Millennials have overtaken the Baby Boomer generation by about half a million people as of 2015. The Baby Boomer generation, defined by the huge increase in population after WWII, has long been seen as the most populous generation. It peaked in 1999 at a total of 78.8 million people. As Baby Boomers are dying and Millennials are coming of age, the shift in policy, economics and education becomes more apparent every year and every election.

Millennials are more likely to have college degrees than other generations. They are also more likely to study social sciences and applied fields than other generations. Conversely, there has been a huge decrease in millennials studying education. As a student at SUNY Potsdam, the oldest education school in the SUNY system, I found this fact very interesting. I actually began my education at Potsdam as a Music Education student, but after my sophomore year, I decided to focus more on performing and business than education. Because more millennials are pursuing college degrees, many millennials are also reliant on student loans and scholarships to attend college. This has already proven to be a huge factor in how millennials are deciding to vote. Candidate Bernie Sanders had a huge millennial following because of his proposals for cutting tuition costs at public universities.

So why is the millennial vote so important in 2016? Like I mentioned early, our generation saw the rise of technology - Technology shaped us and in return, we have shaped it. Social media has become a huge asset on the campaign trail. Twitter and Facebook are the largest ways for candidates to reach their voters, particularly their millennial voters. I’ll be the first to admit that I am overly attached to my cell phone and I follow several politicians on Twitter. Unfortunately, like all social media, using Twitter can sometimes backfire on candidates, like the Twitter fight between Donald Trump and Hillary Clinton in early June of 2016. Political pundits also use social media to comment on the campaign, like John Oliver’s twenty-two minute rant on Donald Trump, resulting in the hashtag #MakeDonaldDrumpfAgain. The use of technology and social media in modern presidential campaigns is unavoidable and millennials are taking notice.

When I took AP Government and Politics in my senior year of high school, we were required to register to vote and we spent a lot of time discussing the 2012 political election.
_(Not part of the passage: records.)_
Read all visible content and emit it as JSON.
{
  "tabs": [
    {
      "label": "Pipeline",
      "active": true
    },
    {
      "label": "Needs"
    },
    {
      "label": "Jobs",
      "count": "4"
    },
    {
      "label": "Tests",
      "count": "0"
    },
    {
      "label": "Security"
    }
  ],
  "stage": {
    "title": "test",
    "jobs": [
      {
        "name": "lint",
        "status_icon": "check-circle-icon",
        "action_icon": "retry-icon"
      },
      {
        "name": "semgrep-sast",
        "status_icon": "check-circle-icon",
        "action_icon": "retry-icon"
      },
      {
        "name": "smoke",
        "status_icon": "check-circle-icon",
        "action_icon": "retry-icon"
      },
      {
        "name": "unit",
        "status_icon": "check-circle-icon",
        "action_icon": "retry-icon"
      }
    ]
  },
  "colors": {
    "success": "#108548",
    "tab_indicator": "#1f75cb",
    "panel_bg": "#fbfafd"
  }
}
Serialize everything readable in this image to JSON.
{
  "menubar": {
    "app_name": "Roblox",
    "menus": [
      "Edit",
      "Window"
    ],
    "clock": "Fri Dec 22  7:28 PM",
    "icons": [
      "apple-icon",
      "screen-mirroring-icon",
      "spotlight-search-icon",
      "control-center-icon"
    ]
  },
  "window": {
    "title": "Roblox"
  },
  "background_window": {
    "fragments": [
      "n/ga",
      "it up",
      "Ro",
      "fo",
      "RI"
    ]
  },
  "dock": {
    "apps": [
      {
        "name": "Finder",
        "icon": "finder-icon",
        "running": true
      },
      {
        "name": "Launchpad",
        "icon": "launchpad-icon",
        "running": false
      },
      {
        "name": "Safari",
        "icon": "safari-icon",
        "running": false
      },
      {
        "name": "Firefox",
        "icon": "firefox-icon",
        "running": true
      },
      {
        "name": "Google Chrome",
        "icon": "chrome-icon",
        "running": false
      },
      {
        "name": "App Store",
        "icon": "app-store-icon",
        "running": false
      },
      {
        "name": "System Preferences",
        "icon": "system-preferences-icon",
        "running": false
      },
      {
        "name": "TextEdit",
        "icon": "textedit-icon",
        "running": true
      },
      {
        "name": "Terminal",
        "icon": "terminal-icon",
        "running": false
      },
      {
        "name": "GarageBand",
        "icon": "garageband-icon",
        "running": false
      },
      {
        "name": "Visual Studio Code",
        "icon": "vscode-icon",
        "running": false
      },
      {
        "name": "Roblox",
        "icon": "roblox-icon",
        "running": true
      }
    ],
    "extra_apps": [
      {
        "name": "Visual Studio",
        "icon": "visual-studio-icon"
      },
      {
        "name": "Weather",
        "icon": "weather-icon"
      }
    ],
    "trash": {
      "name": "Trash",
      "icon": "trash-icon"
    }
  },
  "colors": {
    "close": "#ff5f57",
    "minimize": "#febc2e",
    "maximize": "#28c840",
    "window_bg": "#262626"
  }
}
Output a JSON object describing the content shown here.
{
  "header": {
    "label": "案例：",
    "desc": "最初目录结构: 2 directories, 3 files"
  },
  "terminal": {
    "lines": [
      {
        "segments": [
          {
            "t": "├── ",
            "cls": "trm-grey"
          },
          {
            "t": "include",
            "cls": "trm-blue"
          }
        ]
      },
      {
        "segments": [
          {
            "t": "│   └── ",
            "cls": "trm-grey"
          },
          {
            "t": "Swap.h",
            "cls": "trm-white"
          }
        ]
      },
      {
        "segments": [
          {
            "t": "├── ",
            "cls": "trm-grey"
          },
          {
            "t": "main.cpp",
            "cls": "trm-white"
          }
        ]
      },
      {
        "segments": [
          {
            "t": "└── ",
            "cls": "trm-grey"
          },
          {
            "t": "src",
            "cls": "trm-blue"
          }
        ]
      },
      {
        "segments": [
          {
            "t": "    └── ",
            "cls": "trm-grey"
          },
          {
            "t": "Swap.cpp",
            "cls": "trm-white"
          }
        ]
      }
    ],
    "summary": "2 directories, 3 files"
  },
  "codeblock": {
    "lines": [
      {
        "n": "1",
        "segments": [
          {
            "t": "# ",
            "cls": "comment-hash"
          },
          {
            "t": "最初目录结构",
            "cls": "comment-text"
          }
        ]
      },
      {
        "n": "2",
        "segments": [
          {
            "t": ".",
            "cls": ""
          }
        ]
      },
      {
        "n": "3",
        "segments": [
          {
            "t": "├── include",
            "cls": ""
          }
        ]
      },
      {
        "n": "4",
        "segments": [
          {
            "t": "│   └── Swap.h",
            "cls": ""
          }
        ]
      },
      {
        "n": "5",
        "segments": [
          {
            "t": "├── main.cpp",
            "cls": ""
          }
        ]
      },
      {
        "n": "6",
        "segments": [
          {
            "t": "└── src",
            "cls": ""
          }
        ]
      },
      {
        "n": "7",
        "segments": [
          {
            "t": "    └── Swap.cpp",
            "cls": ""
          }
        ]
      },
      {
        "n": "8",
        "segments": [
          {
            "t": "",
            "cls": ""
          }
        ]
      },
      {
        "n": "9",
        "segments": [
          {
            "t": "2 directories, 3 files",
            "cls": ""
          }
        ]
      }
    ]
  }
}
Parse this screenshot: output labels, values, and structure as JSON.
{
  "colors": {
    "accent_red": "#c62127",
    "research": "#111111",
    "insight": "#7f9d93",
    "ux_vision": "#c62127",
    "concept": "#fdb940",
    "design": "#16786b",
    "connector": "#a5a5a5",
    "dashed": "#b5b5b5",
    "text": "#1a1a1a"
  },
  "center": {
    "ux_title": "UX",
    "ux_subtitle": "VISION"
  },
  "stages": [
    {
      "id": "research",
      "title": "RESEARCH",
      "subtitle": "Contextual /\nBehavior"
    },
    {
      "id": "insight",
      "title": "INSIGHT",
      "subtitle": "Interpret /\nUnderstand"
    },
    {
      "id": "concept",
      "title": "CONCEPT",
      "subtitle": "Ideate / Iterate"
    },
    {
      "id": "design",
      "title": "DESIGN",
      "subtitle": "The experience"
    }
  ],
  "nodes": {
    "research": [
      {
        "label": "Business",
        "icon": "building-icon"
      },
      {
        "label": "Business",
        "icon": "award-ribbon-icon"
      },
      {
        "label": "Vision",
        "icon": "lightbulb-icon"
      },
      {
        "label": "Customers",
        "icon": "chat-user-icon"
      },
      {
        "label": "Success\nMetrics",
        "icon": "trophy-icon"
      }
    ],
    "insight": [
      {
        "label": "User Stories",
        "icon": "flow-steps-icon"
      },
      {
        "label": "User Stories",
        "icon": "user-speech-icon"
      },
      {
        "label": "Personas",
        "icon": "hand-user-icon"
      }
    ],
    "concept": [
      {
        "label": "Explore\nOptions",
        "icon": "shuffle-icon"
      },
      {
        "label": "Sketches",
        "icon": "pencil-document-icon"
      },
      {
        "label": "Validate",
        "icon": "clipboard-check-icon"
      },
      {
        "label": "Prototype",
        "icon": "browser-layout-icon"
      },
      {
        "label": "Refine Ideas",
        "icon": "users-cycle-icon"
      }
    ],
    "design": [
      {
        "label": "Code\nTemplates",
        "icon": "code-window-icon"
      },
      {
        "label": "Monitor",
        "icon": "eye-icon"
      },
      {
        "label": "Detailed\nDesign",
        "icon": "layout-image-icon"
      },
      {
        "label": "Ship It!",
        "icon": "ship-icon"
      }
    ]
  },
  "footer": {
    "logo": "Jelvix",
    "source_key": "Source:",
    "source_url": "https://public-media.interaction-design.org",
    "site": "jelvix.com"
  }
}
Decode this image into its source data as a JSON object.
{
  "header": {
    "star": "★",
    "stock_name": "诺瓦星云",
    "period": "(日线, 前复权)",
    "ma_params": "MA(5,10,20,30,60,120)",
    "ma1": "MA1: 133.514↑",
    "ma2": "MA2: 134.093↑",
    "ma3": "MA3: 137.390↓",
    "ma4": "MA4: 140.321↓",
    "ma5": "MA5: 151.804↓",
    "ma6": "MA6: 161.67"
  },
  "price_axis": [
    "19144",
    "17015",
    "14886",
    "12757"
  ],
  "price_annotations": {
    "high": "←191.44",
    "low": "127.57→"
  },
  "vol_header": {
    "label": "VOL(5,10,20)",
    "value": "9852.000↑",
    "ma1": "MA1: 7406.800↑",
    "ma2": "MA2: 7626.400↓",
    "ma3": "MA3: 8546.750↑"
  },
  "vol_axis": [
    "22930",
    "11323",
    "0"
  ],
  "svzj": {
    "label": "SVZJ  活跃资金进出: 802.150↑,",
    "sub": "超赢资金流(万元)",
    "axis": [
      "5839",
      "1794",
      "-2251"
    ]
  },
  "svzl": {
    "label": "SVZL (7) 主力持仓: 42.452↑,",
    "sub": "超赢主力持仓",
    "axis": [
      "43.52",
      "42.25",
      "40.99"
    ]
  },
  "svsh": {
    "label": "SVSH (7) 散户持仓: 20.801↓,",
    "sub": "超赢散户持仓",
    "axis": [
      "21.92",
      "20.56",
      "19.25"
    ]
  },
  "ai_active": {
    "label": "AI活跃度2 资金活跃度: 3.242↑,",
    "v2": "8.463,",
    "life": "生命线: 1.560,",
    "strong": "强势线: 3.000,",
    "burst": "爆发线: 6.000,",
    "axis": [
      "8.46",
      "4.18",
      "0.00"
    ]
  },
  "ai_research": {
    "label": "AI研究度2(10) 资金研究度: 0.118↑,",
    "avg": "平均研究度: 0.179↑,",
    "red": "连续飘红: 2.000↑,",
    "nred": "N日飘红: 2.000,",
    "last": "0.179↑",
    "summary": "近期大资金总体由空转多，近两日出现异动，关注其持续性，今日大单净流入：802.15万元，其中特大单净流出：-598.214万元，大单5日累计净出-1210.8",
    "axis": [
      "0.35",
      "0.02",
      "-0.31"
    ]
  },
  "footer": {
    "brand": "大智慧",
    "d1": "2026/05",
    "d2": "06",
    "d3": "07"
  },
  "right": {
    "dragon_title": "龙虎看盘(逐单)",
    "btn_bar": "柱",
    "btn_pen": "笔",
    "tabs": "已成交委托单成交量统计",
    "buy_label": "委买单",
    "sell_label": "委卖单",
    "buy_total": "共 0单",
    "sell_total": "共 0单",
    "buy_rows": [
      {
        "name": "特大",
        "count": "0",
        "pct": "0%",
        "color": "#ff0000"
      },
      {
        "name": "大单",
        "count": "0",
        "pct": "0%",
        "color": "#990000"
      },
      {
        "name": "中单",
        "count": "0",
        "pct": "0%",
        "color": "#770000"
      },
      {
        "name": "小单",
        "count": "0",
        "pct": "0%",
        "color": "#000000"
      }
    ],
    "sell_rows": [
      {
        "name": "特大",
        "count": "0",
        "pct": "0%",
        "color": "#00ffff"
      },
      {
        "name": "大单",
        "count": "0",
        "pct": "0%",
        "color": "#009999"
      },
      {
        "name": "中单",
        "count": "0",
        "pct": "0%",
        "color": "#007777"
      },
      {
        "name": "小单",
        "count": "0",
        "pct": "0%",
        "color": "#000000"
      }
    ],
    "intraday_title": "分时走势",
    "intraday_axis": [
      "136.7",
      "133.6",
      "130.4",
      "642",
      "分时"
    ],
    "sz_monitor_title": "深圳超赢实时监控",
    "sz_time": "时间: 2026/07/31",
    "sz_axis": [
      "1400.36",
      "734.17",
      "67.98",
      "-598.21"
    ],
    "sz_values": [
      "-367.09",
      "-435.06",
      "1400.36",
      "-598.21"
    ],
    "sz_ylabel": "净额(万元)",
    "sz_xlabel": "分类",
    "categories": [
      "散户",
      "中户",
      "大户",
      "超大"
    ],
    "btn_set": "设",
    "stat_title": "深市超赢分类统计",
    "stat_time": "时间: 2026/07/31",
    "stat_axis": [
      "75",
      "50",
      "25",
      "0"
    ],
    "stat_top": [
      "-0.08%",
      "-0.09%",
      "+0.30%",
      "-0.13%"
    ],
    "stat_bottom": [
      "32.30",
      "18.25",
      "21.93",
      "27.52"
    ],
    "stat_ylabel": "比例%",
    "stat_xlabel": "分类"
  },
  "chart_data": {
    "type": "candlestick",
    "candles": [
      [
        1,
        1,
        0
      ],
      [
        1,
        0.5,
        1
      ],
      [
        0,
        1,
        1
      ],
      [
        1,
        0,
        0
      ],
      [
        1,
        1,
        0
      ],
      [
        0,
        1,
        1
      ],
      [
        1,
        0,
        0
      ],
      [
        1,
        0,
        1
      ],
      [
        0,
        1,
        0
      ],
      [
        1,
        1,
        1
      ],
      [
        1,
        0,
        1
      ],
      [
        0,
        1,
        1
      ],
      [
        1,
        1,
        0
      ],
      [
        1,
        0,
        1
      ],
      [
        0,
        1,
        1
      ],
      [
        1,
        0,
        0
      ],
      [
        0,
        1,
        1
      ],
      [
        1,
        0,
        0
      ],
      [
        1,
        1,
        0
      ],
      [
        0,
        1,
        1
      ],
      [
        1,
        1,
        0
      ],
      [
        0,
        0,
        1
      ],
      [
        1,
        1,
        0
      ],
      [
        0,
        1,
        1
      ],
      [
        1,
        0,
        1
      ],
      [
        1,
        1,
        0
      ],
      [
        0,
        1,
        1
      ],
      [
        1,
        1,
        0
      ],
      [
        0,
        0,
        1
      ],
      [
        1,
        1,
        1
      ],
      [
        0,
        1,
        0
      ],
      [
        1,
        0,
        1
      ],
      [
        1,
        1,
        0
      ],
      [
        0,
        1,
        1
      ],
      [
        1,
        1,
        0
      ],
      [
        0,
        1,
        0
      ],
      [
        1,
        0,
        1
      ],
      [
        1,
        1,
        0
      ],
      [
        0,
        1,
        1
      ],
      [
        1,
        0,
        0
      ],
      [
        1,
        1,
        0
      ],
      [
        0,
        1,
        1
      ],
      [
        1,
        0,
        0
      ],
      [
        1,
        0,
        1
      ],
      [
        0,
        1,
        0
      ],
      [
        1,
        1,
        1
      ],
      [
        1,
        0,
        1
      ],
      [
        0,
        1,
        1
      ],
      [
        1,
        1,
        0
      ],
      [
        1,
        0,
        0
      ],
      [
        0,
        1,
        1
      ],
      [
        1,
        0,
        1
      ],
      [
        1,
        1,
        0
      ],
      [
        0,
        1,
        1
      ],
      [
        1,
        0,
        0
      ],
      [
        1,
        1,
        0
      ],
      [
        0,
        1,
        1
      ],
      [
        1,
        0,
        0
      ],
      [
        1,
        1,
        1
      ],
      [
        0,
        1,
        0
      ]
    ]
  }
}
Social media had begun playing a role in presidential campaigns, taking the place of more traditional television campaigns, but was still in its infancy as a political tool. Many of our discussions resulted in our teacher pleading with us to go out and vote as often as we could once we turned eighteen. Millennial voter turnout in 2012 charted at about fifty percent, meaning that only half of millennials that are eligible to vote showed up to the polls and cast their votes. This number was only twenty percent during the midterm election of 2014. About fifty percent of millennials say that they will definitely vote in the 2016 election. About eighteen percent respond that they follow the election very closely, with another forty-two percent responding that they follow the election somewhat closely.

The millennial generation is now the largest living generation in the United States and our numbers are only expected to grow, peaking at around 81 million in 2036. In some other countries, voting is compulsory, meaning that if you do not show up to vote, you can be fined. When we have the largest numbers, why are we allowing other generations to sway elections? We have the population to make a difference in the upcoming Presidential election, so let’s use it.